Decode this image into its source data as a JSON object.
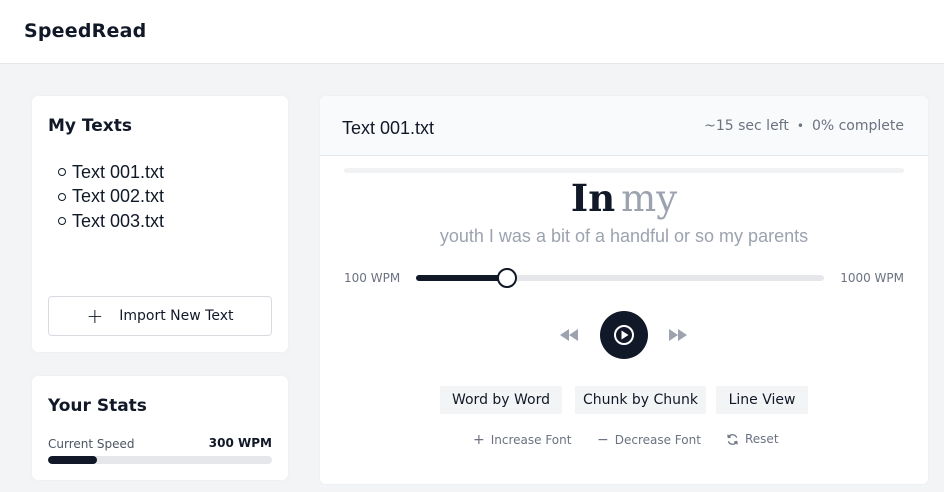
{
  "app": {
    "name": "SpeedRead"
  },
  "sidebar": {
    "texts_title": "My Texts",
    "files": [
      {
        "label": "Text 001.txt"
      },
      {
        "label": "Text 002.txt"
      },
      {
        "label": "Text 003.txt"
      }
    ],
    "import_label": "Import New Text",
    "stats_title": "Your Stats",
    "current_speed_label": "Current Speed",
    "current_speed_value": "300 WPM",
    "current_speed_fraction": 0.22
  },
  "reader": {
    "doc_title": "Text 001.txt",
    "time_left": "~15 sec left",
    "separator": "•",
    "complete": "0% complete",
    "progress_percent": 0,
    "focus_word": "In",
    "next_word": "my",
    "context": "youth I was a bit of a handful or so my parents",
    "wpm_min_label": "100 WPM",
    "wpm_max_label": "1000 WPM",
    "wpm_min": 100,
    "wpm_max": 1000,
    "wpm_current": 300,
    "modes": {
      "word": "Word by Word",
      "chunk": "Chunk by Chunk",
      "line": "Line View"
    },
    "font_controls": {
      "increase": "Increase Font",
      "decrease": "Decrease Font",
      "reset": "Reset"
    }
  },
  "colors": {
    "accent": "#111827",
    "muted_text": "#9ca3af",
    "background": "#f3f4f6"
  },
  "icons": {
    "plus": "plus-icon",
    "rewind": "rewind-icon",
    "play": "play-icon",
    "forward": "fast-forward-icon",
    "minus": "minus-icon",
    "reset": "refresh-icon"
  }
}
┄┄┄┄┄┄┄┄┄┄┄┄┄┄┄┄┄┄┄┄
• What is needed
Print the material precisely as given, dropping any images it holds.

• Answer box
Decode this image into its source data as a JSON object.
{
  "app": {
    "name": "SpeedRead"
  },
  "sidebar": {
    "texts_title": "My Texts",
    "files": [
      {
        "label": "Text 001.txt"
      },
      {
        "label": "Text 002.txt"
      },
      {
        "label": "Text 003.txt"
      }
    ],
    "import_label": "Import New Text",
    "stats_title": "Your Stats",
    "current_speed_label": "Current Speed",
    "current_speed_value": "300 WPM",
    "current_speed_fraction": 0.22
  },
  "reader": {
    "doc_title": "Text 001.txt",
    "time_left": "~15 sec left",
    "separator": "•",
    "complete": "0% complete",
    "progress_percent": 0,
    "focus_word": "In",
    "next_word": "my",
    "context": "youth I was a bit of a handful or so my parents",
    "wpm_min_label": "100 WPM",
    "wpm_max_label": "1000 WPM",
    "wpm_min": 100,
    "wpm_max": 1000,
    "wpm_current": 300,
    "modes": {
      "word": "Word by Word",
      "chunk": "Chunk by Chunk",
      "line": "Line View"
    },
    "font_controls": {
      "increase": "Increase Font",
      "decrease": "Decrease Font",
      "reset": "Reset"
    }
  },
  "colors": {
    "accent": "#111827",
    "muted_text": "#9ca3af",
    "background": "#f3f4f6"
  },
  "icons": {
    "plus": "plus-icon",
    "rewind": "rewind-icon",
    "play": "play-icon",
    "forward": "fast-forward-icon",
    "minus": "minus-icon",
    "reset": "refresh-icon"
  }
}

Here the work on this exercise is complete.